An experienced African, Archbishop Jude Thaddeus Okolo, was appointedApostolic Nuncio in Ireland on May 13, 2017. He is the successor of Archbishop Charles Brown, who was appointed Nuncio in Albania in March. The new “ambassador of the Pope” will have several sensitive issues to deal with.
A native of Nigeria, Archbishop Jude Thaddeus Okolo is the second African nuncio to represent the pope in a western European country after Ugandan Archbishop Augustine Kasujja, who has been nuncio in Belgium and Luxembourg since 2016.
Archbishop Okolo was born in the city of Kano, Nigeria, on December 18, 1956. He was ordained a priest on July 2, 1983, for the diocese of Nnewi. After continuing his studies in Rome and earning a doctorate in Canon Law, Archbishop Okolo joined the Holy See’s diplomatic services. His first post was in Sri Lanka.
The prelate went on to serve in several pontifical diplomatic positions: Haiti, Switzerland, the Czech Republic, and Australia. On August 2, 2008, Archbishop Okolo became nuncio in Chad and the Central African Republic; then, on October 7, 2013, in the Dominican Republic. Besides his native Igbo, the new nuncio in Ireland speaks French, English, Italian, Spanish, German, and Czech.
The issues he is going to find on his plate are particularly sensitive: first of all, of course, there is the delicate and much disputed handling of the record of abuse of minors, a real thorn in the side of the Catholic Church in Ireland.
Another issue the nuncio is expected to deal with is the organization of the World Meeting of Families in August 2018, which will probably include a visit from the pope to this country that has only once received a pontifical visit, in 1979, at the beginning of John Paul II’s pontificate.
Not to mention the problem caused by the Brexit voted by Ireland’s British neighbors: in less than two years, when the United Kingdom will no longer be a member of the European Union, Northern Ireland, a British province, and the Republic of Ireland, that will remain a part of Europe, will be more divided than they have ever been since the partition of 1921. “This will be the first time that the United Kingdom and the Republic of Ireland have not been in step with each other,” remarked the former British Prime Minister, Tony Blair, on May 12. Brexit is thus likely to create difficulties between the north and the south.

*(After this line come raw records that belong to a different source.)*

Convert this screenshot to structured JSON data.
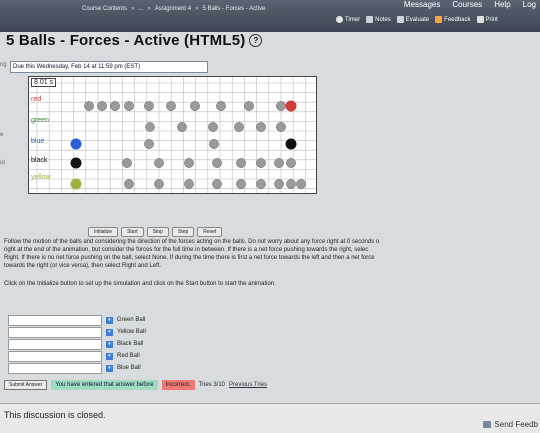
{
  "topbar": {
    "messages": "Messages",
    "courses": "Courses",
    "help": "Help",
    "logout": "Log"
  },
  "breadcrumb": [
    "Course Contents",
    "...",
    "Assignment 4",
    "5 Balls - Forces - Active"
  ],
  "toolbar": {
    "timer": "Timer",
    "notes": "Notes",
    "evaluate": "Evaluate",
    "feedback": "Feedback",
    "print": "Print"
  },
  "page": {
    "title": "5 Balls - Forces - Active (HTML5)",
    "info_symbol": "?",
    "due": "Due this Wednesday, Feb 14 at 11:59 pm (EST)"
  },
  "side_tags": [
    "ng",
    "e",
    "ot"
  ],
  "simulation": {
    "time_readout": "8.01 s",
    "rows": [
      {
        "label": "red",
        "color": "#d33a3a"
      },
      {
        "label": "green",
        "color": "#2f8a3a"
      },
      {
        "label": "blue",
        "color": "#2b5fd6"
      },
      {
        "label": "black",
        "color": "#111111"
      },
      {
        "label": "yellow",
        "color": "#9fb042"
      }
    ],
    "ball_color_gray": "#9a9a9a"
  },
  "controls": [
    "Initialize",
    "Start",
    "Stop",
    "Step",
    "Reset"
  ],
  "instructions": {
    "line1": "Follow the motion of the balls and considering the direction of the forces acting on the balls. Do not worry about any force right at 0 seconds o",
    "line2": "right at the end of the animation, but consider the forces for the full time in between. If there is a net force pushing towards the right, selec",
    "line3": "Right. If there is no net force pushing on the ball, select None. If during the time there is first a net force towards the left and then a net force",
    "line4": "towards the right (or vice versa), then select Right and Left.",
    "hint": "Click on the Initialize button to set up the simulation and click on the Start button to start the animation."
  },
  "answers": [
    {
      "label": "Green Ball",
      "value": ""
    },
    {
      "label": "Yellow Ball",
      "value": ""
    },
    {
      "label": "Black Ball",
      "value": ""
    },
    {
      "label": "Red Ball",
      "value": ""
    },
    {
      "label": "Blue Ball",
      "value": ""
    }
  ],
  "submit": {
    "button": "Submit Answer",
    "already": "You have entered that answer before",
    "incorrect": "Incorrect.",
    "tries": "Tries 3/10",
    "previous": "Previous Tries"
  },
  "discussion": {
    "closed": "This discussion is closed.",
    "send_feedback": "Send Feedb"
  }
}
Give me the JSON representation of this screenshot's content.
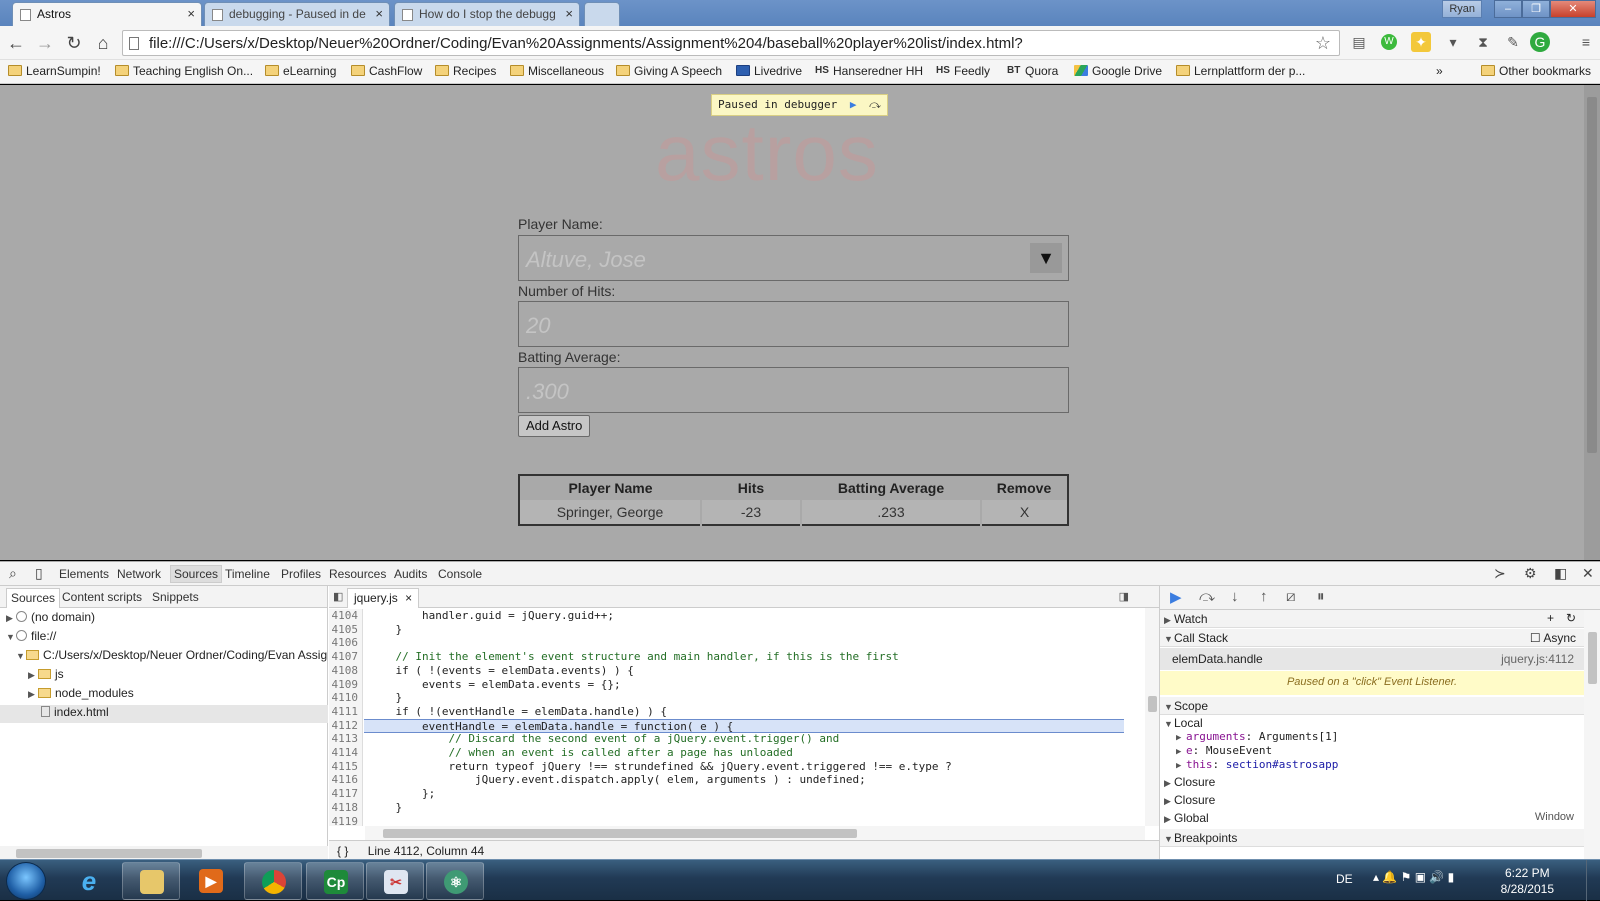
{
  "browser": {
    "tabs": [
      {
        "title": "Astros",
        "active": true
      },
      {
        "title": "debugging - Paused in de",
        "active": false
      },
      {
        "title": "How do I stop the debugg",
        "active": false
      }
    ],
    "user": "Ryan",
    "url": "file:///C:/Users/x/Desktop/Neuer%20Ordner/Coding/Evan%20Assignments/Assignment%204/baseball%20player%20list/index.html?",
    "bookmarks": [
      {
        "label": "LearnSumpin!",
        "icon": "folder-icon"
      },
      {
        "label": "Teaching English On...",
        "icon": "folder-icon"
      },
      {
        "label": "eLearning",
        "icon": "folder-icon"
      },
      {
        "label": "CashFlow",
        "icon": "folder-icon"
      },
      {
        "label": "Recipes",
        "icon": "folder-icon"
      },
      {
        "label": "Miscellaneous",
        "icon": "folder-icon"
      },
      {
        "label": "Giving A Speech",
        "icon": "folder-icon"
      },
      {
        "label": "Livedrive",
        "icon": "livedrive-icon"
      },
      {
        "label": "Hanseredner HH",
        "icon": "hs-icon"
      },
      {
        "label": "Feedly",
        "icon": "hs-icon"
      },
      {
        "label": "Quora",
        "icon": "bt-icon"
      },
      {
        "label": "Google Drive",
        "icon": "google-drive-icon"
      },
      {
        "label": "Lernplattform der p...",
        "icon": "lernplattform-icon"
      }
    ],
    "more_bookmarks": "»",
    "other_bookmarks": "Other bookmarks"
  },
  "page": {
    "paused_label": "Paused in debugger",
    "logo": "astros",
    "player_name_label": "Player Name:",
    "player_name_placeholder": "Altuve, Jose",
    "hits_label": "Number of Hits:",
    "hits_placeholder": "20",
    "avg_label": "Batting Average:",
    "avg_placeholder": ".300",
    "add_button": "Add Astro",
    "table": {
      "headers": [
        "Player Name",
        "Hits",
        "Batting Average",
        "Remove"
      ],
      "rows": [
        [
          "Springer, George",
          "-23",
          ".233",
          "X"
        ]
      ]
    }
  },
  "devtools": {
    "tabs": [
      "Elements",
      "Network",
      "Sources",
      "Timeline",
      "Profiles",
      "Resources",
      "Audits",
      "Console"
    ],
    "selected_tab": "Sources",
    "nav_tabs": [
      "Sources",
      "Content scripts",
      "Snippets"
    ],
    "tree": [
      {
        "label": "(no domain)"
      },
      {
        "label": "file://"
      },
      {
        "label": "C:/Users/x/Desktop/Neuer Ordner/Coding/Evan Assig"
      },
      {
        "label": "js"
      },
      {
        "label": "node_modules"
      },
      {
        "label": "index.html"
      }
    ],
    "open_file": "jquery.js",
    "code_lines": [
      {
        "n": "4104",
        "text": "        handler.guid = jQuery.guid++;"
      },
      {
        "n": "4105",
        "text": "    }"
      },
      {
        "n": "4106",
        "text": ""
      },
      {
        "n": "4107",
        "text": "    // Init the element's event structure and main handler, if this is the first"
      },
      {
        "n": "4108",
        "text": "    if ( !(events = elemData.events) ) {"
      },
      {
        "n": "4109",
        "text": "        events = elemData.events = {};"
      },
      {
        "n": "4110",
        "text": "    }"
      },
      {
        "n": "4111",
        "text": "    if ( !(eventHandle = elemData.handle) ) {"
      },
      {
        "n": "4112",
        "text": "        eventHandle = elemData.handle = function( e ) {"
      },
      {
        "n": "4113",
        "text": "            // Discard the second event of a jQuery.event.trigger() and"
      },
      {
        "n": "4114",
        "text": "            // when an event is called after a page has unloaded"
      },
      {
        "n": "4115",
        "text": "            return typeof jQuery !== strundefined && jQuery.event.triggered !== e.type ?"
      },
      {
        "n": "4116",
        "text": "                jQuery.event.dispatch.apply( elem, arguments ) : undefined;"
      },
      {
        "n": "4117",
        "text": "        };"
      },
      {
        "n": "4118",
        "text": "    }"
      },
      {
        "n": "4119",
        "text": ""
      }
    ],
    "status": "Line 4112, Column 44",
    "status_icon": "{ }",
    "sidebar": {
      "watch": "Watch",
      "call_stack": "Call Stack",
      "async": "Async",
      "frame": "elemData.handle",
      "frame_loc": "jquery.js:4112",
      "paused_msg": "Paused on a \"click\" Event Listener.",
      "scope": "Scope",
      "local": "Local",
      "locals": [
        {
          "name": "arguments",
          "value": "Arguments[1]"
        },
        {
          "name": "e",
          "value": "MouseEvent"
        },
        {
          "name": "this",
          "value": "section#astrosapp"
        }
      ],
      "closure1": "Closure",
      "closure2": "Closure",
      "global": "Global",
      "global_val": "Window",
      "breakpoints": "Breakpoints"
    }
  },
  "taskbar": {
    "lang": "DE",
    "time": "6:22 PM",
    "date": "8/28/2015",
    "apps": [
      "internet-explorer-icon",
      "file-explorer-icon",
      "media-player-icon",
      "chrome-icon",
      "camtasia-icon",
      "screenshot-tool-icon",
      "atom-icon"
    ]
  }
}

Pope Francis, is thus counting on a new man by nominating this experienced, polyglot African to a key position in Vatican diplomacy, in the hopes of re-establishing the Catholic Church’s influence on the “Island of Saints”.
Sources : La Croix / Le Figaro / Radio Vatican - FSSPX.news - 05/19/17